Work order – Omit the images. Restate all of the records word for word.

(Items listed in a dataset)
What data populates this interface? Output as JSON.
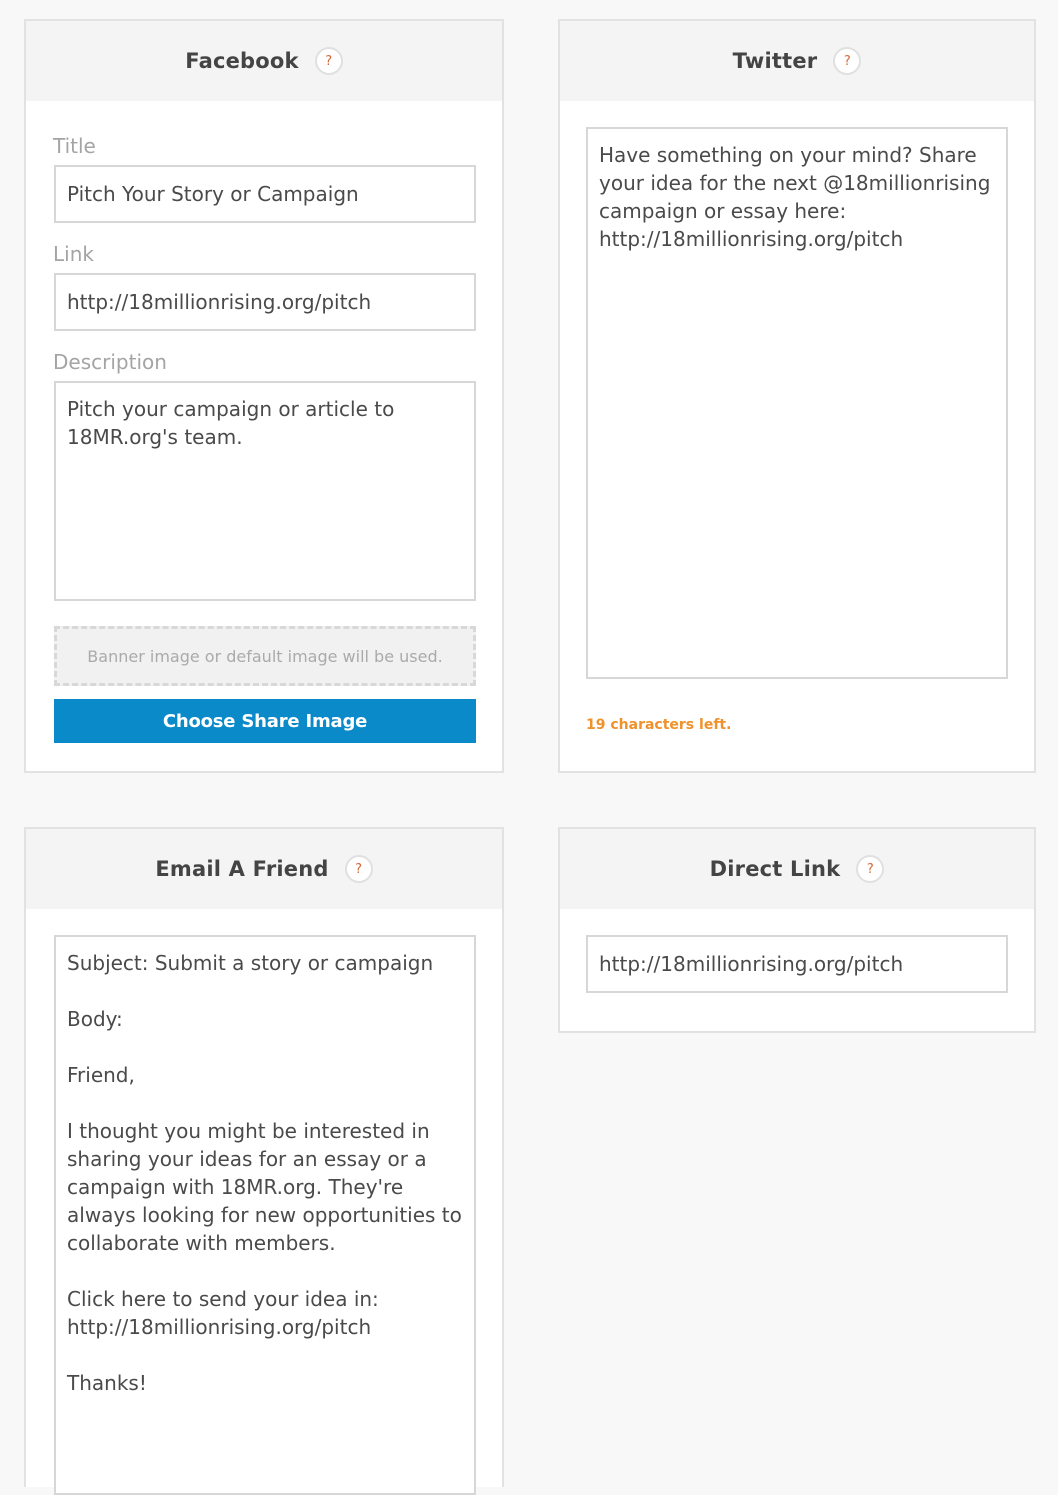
{
  "facebook": {
    "title": "Facebook",
    "help_label": "?",
    "title_label": "Title",
    "title_value": "Pitch Your Story or Campaign",
    "link_label": "Link",
    "link_value": "http://18millionrising.org/pitch",
    "description_label": "Description",
    "description_value": "Pitch your campaign or article to 18MR.org's team.",
    "image_placeholder": "Banner image or default image will be used.",
    "choose_image_label": "Choose Share Image"
  },
  "twitter": {
    "title": "Twitter",
    "help_label": "?",
    "tweet_value": "Have something on your mind? Share your idea for the next @18millionrising campaign or essay here: http://18millionrising.org/pitch",
    "chars_left": "19 characters left."
  },
  "email": {
    "title": "Email A Friend",
    "help_label": "?",
    "body_value": "Subject: Submit a story or campaign\n\nBody:\n\nFriend,\n\nI thought you might be interested in sharing your ideas for an essay or a campaign with 18MR.org. They're always looking for new opportunities to collaborate with members.\n\nClick here to send your idea in: http://18millionrising.org/pitch\n\nThanks!"
  },
  "direct_link": {
    "title": "Direct Link",
    "help_label": "?",
    "link_value": "http://18millionrising.org/pitch"
  },
  "colors": {
    "accent_blue": "#0a8ac9",
    "counter_orange": "#f0922c",
    "help_orange": "#d4683a"
  }
}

Task solution –
What data populates this interface? Output as JSON.
{
  "facebook": {
    "title": "Facebook",
    "help_label": "?",
    "title_label": "Title",
    "title_value": "Pitch Your Story or Campaign",
    "link_label": "Link",
    "link_value": "http://18millionrising.org/pitch",
    "description_label": "Description",
    "description_value": "Pitch your campaign or article to 18MR.org's team.",
    "image_placeholder": "Banner image or default image will be used.",
    "choose_image_label": "Choose Share Image"
  },
  "twitter": {
    "title": "Twitter",
    "help_label": "?",
    "tweet_value": "Have something on your mind? Share your idea for the next @18millionrising campaign or essay here: http://18millionrising.org/pitch",
    "chars_left": "19 characters left."
  },
  "email": {
    "title": "Email A Friend",
    "help_label": "?",
    "body_value": "Subject: Submit a story or campaign\n\nBody:\n\nFriend,\n\nI thought you might be interested in sharing your ideas for an essay or a campaign with 18MR.org. They're always looking for new opportunities to collaborate with members.\n\nClick here to send your idea in: http://18millionrising.org/pitch\n\nThanks!"
  },
  "direct_link": {
    "title": "Direct Link",
    "help_label": "?",
    "link_value": "http://18millionrising.org/pitch"
  },
  "colors": {
    "accent_blue": "#0a8ac9",
    "counter_orange": "#f0922c",
    "help_orange": "#d4683a"
  }
}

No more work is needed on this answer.